Belgium, or even a group of polygamous spouses.
The 2002 display in Honolulu, HI:
By the luck of the draw, the 2002 display included a
much more diverse selection. They are shown in the photographs below. The displays were accompanied with a plaque
stating that no government funds were used for the display and that it is
"neither sponsored nor endorsed" by the City and County of Honolulu.
The following were installed adjacent to King Street near a group of
significant buildings including the Iolani Palace, State Library, and
Mission House Museum.
Reading from approximately West (Ewa) to East (Diamond Head) the first
display is secular in nature.

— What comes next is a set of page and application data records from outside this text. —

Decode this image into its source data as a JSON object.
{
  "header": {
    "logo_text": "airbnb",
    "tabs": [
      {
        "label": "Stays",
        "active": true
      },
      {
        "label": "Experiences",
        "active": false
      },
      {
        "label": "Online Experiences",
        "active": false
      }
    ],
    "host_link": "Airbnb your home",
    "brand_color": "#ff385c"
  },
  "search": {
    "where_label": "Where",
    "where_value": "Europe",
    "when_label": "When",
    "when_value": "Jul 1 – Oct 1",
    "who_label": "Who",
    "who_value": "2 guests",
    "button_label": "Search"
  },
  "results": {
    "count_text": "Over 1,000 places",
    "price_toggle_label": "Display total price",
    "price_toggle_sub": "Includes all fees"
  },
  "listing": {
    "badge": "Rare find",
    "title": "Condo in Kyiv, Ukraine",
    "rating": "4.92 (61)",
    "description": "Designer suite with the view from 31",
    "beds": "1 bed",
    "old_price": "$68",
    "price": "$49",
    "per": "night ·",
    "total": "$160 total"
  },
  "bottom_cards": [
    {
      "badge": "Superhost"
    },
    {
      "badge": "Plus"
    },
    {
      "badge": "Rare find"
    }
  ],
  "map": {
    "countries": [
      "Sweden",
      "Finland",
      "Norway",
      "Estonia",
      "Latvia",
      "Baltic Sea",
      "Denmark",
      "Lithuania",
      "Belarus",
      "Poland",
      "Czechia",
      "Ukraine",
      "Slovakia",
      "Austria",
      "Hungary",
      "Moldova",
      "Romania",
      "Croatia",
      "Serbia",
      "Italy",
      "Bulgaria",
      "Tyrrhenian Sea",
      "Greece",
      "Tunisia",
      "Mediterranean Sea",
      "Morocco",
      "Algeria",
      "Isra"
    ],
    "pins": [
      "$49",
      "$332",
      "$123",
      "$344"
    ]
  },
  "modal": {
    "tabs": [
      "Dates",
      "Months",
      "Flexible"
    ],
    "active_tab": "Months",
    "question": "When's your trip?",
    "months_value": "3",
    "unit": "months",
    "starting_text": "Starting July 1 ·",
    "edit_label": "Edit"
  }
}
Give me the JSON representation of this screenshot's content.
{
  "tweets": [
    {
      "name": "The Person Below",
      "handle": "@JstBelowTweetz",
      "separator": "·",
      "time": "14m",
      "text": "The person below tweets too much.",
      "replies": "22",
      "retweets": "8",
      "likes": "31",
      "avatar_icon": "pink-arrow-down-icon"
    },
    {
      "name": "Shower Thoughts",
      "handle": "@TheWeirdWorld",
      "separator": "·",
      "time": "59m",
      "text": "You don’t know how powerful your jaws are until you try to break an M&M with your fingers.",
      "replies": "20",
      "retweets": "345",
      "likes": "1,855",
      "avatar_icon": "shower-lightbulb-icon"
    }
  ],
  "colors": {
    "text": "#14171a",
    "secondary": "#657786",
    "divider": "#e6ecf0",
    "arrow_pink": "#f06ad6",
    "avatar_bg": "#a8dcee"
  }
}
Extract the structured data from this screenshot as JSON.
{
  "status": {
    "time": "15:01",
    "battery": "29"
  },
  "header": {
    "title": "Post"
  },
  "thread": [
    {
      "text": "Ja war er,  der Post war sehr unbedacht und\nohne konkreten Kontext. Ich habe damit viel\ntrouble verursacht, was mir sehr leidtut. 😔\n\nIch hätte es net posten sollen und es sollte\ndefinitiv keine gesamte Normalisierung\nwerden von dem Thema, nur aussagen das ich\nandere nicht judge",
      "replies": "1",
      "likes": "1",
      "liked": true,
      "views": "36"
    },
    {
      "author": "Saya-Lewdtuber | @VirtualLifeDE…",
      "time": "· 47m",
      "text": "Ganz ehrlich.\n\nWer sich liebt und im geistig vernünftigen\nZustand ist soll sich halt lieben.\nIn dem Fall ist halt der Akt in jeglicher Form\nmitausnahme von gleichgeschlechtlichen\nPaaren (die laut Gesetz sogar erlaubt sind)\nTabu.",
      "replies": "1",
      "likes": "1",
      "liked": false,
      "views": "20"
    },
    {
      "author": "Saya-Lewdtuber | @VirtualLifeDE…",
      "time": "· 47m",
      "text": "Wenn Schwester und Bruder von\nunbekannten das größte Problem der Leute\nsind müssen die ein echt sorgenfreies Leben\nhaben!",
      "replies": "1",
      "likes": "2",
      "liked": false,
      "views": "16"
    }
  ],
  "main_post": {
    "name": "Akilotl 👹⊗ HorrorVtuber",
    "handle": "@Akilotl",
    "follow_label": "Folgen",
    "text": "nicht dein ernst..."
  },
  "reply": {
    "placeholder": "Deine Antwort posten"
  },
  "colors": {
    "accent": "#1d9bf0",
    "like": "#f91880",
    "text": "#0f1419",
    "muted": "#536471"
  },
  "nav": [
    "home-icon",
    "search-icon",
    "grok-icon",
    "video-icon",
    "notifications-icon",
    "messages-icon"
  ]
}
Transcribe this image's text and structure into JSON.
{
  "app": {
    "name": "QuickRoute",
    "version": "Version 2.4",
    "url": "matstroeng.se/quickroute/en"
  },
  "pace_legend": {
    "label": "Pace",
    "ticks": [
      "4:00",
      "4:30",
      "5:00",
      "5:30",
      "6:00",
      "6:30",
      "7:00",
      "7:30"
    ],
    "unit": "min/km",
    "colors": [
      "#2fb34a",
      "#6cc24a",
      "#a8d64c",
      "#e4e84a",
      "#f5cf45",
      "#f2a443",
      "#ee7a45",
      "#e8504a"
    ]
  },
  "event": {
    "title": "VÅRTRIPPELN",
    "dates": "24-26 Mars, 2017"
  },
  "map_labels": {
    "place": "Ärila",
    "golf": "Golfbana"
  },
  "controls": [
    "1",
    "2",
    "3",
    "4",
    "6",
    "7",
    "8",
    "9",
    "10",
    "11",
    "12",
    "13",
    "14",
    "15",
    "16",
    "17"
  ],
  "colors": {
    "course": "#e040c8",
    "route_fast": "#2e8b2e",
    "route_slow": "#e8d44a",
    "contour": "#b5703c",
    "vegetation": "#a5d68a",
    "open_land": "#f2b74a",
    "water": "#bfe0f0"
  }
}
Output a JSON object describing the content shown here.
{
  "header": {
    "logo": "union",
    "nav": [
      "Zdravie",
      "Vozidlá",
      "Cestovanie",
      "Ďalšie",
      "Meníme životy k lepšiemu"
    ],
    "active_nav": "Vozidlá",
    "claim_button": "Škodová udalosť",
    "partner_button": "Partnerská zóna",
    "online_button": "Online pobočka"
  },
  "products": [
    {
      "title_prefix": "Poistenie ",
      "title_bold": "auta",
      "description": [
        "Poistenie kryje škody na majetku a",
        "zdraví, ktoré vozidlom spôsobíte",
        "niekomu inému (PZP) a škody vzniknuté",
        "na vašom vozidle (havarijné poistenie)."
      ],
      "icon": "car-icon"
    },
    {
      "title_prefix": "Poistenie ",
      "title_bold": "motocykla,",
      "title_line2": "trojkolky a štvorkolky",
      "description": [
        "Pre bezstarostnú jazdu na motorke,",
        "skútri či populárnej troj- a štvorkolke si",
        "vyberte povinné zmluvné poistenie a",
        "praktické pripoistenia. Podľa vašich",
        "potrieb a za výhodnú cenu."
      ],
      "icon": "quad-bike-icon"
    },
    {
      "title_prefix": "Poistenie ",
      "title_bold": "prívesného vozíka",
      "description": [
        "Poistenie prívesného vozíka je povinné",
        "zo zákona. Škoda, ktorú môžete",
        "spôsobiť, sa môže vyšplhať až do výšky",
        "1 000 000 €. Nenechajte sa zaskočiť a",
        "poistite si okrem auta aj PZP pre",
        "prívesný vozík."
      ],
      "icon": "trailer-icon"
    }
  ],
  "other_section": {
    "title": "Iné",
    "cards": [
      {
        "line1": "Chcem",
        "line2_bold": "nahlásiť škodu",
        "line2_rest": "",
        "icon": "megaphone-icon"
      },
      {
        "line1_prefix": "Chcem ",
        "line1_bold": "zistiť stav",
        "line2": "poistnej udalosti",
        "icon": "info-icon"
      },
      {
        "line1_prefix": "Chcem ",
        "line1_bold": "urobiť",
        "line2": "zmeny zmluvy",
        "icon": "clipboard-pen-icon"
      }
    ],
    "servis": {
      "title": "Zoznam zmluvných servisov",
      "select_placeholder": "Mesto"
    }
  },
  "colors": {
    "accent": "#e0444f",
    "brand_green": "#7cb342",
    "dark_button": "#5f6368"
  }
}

It features Santa Claus and Mrs. Claus:
Next was a second secular display, of Frosty the Snowman,
Mrs. Frosty and the little frosties:
Next was a political and educational display by Parents, Families and
Friends of Lesbians and Gays on Oahu (PFLAG). Oahu is the Hawaiian island where the city of Honolulu is located. PFLAG motto is: "All
you need is love to support equality and justice for all." It features a
rainbow flag in the form of a Christmas tree, surrounded by presents and a
In front of the PLFAG presentation is a Buddhist display for Bodhi Day (a.k.a. Rohatsu) which is observed in the month of December.
This recalls the enlightenment of the Buddha in 596
BCE. After the experience, Siddhartha Gautama was weak from fasting. A village woman offer him some
To the right of the Buddhist display is a generic
Christian manger scene.
There is no indication of the name of the sponsoring group:
Behind the manger scene is a political-religious display erected by Stand
up for America. It emphasizes that America is "One nation under [the
Judeo-Christian] God." Featured are three U.S. flags, a "Happy Birthday
Lord Jesus" sign, and a picture of a Jesus portrayed as a Caucasian.
Further East (Diamond Head) are two Baha'i displays.
One displays the tree of knowledge:
The other displays the prophets recognized by the
from many of the world's great religions. The photograph is taken from the
side that features Christianity. Others feature Buddhism, Hinduism, Islam,
Finally, there is a Jewish display recognizing Chanukah, the Festival of
Lights. It features a stylized menorah and was installed in a small park in
Waikiki. It is sponsored by the Chabad of Hawaii:
"The problem and the solution: Churches reprise role in City
Lights," Honolulu Star Bulletin, 2004-DEC-11, at:
Copyright © 2002 to 2011 by Ontario Consultants on Religious
Originally written: 2002-DEC-12
Latest update: 2011-DEC-05
Author: B.A. Robinson